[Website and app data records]
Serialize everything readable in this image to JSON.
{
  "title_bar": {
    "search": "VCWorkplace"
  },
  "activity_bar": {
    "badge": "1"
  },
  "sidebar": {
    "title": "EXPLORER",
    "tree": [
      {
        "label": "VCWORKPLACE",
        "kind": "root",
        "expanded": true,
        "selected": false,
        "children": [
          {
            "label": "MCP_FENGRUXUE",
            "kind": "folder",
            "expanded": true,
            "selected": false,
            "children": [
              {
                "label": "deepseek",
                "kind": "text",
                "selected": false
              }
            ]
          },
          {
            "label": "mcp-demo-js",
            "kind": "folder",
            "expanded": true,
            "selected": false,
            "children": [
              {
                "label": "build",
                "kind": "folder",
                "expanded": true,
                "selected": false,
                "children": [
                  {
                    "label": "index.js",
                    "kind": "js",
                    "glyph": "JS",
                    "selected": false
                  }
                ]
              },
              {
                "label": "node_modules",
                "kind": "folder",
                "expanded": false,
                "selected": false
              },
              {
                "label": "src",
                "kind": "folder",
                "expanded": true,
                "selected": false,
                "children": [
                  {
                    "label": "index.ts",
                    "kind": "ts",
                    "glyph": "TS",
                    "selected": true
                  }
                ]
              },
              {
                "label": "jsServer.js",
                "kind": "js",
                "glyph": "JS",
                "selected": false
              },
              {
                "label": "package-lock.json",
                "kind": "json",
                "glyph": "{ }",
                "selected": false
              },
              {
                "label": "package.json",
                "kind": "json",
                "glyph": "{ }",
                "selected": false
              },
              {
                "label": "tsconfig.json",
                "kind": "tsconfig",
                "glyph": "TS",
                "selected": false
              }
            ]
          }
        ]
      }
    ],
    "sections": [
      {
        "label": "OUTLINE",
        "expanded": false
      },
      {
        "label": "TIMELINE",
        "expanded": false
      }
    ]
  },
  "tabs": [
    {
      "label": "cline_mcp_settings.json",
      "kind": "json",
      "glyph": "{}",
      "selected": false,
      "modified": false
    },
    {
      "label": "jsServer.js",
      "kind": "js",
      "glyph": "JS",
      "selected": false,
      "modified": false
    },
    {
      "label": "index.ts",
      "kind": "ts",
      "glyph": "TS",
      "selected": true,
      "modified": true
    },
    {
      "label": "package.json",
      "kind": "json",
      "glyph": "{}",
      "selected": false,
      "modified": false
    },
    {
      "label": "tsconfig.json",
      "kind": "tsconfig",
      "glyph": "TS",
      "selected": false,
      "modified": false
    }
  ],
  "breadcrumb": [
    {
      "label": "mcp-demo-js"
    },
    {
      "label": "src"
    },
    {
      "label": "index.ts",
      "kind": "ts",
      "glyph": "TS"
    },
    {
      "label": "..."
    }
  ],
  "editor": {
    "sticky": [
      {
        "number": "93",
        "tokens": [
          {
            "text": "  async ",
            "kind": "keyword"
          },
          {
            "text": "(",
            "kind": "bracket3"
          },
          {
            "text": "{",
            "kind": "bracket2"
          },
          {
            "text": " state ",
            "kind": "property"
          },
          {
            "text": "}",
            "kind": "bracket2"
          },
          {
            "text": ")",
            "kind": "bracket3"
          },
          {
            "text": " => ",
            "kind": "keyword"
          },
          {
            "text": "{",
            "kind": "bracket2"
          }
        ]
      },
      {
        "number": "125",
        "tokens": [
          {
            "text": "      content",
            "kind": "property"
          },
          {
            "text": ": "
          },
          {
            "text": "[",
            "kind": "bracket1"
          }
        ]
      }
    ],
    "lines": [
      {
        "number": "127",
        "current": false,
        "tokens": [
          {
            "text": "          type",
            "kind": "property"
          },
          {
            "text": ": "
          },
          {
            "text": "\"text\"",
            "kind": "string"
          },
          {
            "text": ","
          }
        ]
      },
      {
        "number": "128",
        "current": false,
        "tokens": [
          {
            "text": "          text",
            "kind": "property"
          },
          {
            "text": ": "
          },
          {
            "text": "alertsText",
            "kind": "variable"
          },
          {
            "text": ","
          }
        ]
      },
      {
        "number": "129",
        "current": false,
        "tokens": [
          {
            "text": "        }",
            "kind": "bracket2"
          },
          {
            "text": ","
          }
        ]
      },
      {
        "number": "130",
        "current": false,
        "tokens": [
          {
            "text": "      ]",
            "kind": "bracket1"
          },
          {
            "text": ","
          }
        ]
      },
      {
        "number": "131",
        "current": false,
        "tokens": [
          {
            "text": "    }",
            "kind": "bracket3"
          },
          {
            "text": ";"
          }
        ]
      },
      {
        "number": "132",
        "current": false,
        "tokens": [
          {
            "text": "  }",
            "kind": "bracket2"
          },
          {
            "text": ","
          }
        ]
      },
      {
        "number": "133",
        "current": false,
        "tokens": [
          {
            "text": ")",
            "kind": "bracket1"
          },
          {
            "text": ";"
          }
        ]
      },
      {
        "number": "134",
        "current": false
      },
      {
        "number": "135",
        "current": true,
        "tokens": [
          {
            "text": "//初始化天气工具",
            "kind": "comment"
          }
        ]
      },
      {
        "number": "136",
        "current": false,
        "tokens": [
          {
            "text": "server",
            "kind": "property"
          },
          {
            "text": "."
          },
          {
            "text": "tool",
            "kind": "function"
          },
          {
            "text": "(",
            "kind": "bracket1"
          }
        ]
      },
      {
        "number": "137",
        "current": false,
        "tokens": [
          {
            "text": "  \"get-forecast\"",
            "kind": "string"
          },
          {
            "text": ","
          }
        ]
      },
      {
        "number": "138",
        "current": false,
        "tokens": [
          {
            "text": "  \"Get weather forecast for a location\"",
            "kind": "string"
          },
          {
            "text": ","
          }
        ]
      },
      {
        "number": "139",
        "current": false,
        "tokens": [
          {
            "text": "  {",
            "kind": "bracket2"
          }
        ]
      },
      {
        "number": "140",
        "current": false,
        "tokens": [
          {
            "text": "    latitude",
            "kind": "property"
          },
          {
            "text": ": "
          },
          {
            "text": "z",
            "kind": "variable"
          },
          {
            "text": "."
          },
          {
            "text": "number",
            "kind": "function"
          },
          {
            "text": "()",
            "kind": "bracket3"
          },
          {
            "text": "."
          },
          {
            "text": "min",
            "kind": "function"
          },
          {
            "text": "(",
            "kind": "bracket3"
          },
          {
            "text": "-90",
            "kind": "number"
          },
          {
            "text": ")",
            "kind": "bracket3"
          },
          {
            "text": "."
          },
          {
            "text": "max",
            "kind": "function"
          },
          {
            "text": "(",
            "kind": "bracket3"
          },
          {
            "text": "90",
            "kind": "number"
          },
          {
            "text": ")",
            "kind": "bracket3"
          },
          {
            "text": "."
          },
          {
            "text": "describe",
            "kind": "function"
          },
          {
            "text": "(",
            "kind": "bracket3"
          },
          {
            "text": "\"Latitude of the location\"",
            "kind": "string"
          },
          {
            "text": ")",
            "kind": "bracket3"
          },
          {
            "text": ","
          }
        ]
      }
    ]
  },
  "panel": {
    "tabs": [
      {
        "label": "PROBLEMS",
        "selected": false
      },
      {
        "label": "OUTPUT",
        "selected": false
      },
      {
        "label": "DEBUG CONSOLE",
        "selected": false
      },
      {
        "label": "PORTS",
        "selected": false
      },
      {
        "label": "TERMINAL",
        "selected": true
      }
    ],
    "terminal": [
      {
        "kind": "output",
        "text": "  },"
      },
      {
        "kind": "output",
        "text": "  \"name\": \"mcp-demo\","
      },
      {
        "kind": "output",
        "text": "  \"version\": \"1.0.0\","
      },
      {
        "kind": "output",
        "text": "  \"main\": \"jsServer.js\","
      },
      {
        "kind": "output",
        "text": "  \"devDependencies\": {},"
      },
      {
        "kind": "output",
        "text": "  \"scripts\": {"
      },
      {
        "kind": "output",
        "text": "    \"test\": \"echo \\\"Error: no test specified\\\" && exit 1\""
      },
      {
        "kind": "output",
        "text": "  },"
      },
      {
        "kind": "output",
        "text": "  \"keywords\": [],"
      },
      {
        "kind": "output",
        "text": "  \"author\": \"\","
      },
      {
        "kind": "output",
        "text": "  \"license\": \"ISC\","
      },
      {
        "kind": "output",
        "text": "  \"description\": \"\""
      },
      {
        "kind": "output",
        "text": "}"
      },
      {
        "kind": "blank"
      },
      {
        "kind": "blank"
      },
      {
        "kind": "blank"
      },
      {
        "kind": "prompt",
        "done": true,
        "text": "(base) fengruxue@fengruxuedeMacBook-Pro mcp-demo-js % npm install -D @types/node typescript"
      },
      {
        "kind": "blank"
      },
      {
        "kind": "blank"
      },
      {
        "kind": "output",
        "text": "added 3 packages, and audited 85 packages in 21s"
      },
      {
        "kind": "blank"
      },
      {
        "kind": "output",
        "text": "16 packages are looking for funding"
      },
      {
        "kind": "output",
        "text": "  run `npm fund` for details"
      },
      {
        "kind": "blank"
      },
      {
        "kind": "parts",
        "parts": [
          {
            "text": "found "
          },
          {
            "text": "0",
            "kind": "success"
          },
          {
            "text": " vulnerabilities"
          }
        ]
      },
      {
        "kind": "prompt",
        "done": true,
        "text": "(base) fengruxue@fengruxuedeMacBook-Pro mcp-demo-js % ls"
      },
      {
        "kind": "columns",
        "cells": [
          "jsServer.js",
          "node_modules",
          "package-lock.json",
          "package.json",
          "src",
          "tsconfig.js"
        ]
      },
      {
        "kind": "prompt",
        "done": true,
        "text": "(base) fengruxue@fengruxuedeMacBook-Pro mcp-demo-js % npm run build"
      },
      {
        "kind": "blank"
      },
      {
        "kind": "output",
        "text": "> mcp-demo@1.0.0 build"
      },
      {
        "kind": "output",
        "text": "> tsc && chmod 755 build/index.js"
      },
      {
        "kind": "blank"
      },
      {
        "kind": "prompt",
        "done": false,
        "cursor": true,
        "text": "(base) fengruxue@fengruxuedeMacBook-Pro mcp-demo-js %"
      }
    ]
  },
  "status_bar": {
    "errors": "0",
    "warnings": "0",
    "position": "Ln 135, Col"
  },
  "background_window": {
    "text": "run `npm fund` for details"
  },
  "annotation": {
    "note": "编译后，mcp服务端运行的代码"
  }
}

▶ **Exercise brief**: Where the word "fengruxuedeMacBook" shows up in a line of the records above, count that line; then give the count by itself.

▶ **Response**: 4